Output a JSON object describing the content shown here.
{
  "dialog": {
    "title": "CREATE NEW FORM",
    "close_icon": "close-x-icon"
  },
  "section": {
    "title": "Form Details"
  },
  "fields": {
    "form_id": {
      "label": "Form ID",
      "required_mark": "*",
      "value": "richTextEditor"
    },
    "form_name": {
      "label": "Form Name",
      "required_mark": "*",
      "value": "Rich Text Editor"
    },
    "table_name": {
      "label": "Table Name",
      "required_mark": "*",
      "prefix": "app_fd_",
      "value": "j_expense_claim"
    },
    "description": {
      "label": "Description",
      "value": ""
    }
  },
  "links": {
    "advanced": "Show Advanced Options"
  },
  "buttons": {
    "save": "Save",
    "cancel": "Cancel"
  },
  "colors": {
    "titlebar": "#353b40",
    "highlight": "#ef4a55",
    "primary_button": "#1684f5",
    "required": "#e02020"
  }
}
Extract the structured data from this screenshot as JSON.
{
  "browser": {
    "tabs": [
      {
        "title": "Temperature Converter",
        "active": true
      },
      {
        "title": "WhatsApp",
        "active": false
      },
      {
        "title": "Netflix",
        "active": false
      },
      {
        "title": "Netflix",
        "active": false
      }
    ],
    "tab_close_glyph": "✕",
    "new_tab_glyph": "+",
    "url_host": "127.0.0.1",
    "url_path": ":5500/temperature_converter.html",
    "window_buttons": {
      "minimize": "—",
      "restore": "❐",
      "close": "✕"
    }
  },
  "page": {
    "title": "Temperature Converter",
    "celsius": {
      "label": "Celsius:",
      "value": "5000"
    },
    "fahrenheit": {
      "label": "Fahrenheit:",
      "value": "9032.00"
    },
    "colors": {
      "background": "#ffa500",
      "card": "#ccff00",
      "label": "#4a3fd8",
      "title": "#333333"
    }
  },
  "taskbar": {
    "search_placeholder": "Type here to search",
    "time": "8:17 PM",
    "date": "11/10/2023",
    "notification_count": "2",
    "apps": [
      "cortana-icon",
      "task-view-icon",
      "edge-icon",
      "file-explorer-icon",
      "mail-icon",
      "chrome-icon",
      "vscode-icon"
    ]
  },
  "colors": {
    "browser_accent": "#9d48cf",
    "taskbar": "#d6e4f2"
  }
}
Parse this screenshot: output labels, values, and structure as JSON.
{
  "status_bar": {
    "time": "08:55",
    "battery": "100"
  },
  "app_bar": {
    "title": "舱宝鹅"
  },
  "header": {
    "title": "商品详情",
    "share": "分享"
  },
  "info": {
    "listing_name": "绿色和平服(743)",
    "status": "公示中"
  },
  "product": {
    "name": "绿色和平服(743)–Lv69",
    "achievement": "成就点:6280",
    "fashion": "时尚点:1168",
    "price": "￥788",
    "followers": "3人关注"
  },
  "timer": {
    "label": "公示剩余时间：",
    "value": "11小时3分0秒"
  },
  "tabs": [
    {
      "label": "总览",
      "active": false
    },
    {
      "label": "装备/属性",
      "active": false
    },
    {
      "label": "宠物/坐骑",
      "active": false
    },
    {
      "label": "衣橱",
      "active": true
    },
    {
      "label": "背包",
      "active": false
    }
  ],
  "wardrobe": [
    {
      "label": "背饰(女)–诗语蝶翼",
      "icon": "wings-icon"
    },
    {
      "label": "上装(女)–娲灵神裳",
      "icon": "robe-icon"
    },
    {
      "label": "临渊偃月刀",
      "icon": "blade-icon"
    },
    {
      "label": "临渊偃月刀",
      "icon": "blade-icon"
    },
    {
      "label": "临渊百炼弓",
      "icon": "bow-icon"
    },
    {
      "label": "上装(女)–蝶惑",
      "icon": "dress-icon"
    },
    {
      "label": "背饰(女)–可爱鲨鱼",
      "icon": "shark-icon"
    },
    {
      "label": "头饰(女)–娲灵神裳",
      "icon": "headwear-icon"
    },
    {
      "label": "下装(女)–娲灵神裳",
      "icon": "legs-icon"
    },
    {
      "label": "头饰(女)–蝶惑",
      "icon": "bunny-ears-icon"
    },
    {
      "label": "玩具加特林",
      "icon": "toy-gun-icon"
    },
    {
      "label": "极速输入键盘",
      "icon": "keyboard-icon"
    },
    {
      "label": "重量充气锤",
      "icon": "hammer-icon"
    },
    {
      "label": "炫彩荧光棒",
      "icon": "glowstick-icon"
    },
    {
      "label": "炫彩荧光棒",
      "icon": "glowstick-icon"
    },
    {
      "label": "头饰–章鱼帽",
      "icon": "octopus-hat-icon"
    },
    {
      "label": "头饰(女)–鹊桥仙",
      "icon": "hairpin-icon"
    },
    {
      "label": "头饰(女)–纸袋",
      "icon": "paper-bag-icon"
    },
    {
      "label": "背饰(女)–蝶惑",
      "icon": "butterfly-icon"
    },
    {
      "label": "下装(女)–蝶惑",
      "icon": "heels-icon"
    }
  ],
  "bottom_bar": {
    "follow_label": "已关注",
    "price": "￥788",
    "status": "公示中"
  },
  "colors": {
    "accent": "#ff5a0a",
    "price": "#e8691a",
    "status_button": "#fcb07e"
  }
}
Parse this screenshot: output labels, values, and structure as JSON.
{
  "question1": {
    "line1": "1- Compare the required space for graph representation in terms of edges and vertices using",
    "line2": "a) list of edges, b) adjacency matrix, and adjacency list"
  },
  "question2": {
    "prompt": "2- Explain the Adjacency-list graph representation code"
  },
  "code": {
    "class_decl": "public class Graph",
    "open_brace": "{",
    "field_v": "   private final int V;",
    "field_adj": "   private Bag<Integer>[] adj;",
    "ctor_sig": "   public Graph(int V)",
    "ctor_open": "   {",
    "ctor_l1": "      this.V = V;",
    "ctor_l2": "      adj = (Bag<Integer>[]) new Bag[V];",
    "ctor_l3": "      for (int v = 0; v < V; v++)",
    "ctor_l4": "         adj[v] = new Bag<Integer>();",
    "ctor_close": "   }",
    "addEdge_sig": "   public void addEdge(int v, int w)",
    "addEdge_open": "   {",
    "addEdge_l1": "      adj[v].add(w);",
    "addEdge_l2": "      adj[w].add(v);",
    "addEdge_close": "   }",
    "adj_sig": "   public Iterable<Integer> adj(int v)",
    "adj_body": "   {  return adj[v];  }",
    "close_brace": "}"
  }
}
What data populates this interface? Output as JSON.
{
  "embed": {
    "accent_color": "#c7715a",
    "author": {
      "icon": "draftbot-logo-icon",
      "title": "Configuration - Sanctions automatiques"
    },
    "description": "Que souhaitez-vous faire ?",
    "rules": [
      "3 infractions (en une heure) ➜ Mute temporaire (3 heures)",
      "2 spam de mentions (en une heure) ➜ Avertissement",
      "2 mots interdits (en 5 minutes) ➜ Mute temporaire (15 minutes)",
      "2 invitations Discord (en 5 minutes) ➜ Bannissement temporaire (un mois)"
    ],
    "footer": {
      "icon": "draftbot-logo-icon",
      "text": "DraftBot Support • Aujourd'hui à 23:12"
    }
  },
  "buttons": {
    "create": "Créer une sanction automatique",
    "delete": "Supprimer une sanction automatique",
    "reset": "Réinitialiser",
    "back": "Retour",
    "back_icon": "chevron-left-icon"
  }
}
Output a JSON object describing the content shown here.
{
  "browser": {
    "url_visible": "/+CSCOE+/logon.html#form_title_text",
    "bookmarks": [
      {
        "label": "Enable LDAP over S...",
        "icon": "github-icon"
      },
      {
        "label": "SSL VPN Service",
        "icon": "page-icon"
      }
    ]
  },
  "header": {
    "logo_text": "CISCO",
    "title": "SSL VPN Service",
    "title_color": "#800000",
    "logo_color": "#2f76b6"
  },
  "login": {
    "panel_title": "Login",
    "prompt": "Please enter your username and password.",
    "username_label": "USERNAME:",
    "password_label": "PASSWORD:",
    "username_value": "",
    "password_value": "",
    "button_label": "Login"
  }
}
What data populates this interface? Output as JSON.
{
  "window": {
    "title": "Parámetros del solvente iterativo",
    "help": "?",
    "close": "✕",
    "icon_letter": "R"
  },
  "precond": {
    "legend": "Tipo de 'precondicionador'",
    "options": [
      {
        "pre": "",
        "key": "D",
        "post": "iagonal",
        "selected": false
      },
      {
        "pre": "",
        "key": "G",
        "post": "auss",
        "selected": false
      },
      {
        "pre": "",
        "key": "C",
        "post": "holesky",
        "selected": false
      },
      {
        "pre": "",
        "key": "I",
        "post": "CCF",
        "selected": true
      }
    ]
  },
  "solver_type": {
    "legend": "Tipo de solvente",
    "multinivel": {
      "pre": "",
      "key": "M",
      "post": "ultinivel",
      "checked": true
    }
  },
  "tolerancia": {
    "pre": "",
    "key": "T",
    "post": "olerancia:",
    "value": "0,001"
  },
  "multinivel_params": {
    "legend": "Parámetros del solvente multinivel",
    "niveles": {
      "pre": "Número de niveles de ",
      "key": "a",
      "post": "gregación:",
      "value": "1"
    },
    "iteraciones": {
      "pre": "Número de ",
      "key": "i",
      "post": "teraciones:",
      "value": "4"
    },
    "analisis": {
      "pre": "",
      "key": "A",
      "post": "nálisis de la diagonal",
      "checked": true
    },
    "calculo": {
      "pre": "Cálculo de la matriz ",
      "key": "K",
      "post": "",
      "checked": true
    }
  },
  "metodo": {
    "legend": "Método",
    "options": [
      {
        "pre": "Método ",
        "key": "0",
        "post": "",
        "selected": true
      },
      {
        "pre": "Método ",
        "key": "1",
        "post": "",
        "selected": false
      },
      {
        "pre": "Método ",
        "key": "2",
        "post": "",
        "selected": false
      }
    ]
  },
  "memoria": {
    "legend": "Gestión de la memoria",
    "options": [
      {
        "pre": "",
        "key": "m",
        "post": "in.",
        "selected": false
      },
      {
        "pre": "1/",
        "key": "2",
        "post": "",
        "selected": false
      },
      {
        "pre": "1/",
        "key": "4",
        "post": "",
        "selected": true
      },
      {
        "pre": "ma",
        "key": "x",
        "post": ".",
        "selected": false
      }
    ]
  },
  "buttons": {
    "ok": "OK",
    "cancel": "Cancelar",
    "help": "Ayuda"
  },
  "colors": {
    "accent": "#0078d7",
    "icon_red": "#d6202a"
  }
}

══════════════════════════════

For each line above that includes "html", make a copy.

    "url_path": ":5500/temperature_converter.html",
    "url_visible": "/+CSCOE+/logon.html#form_title_text",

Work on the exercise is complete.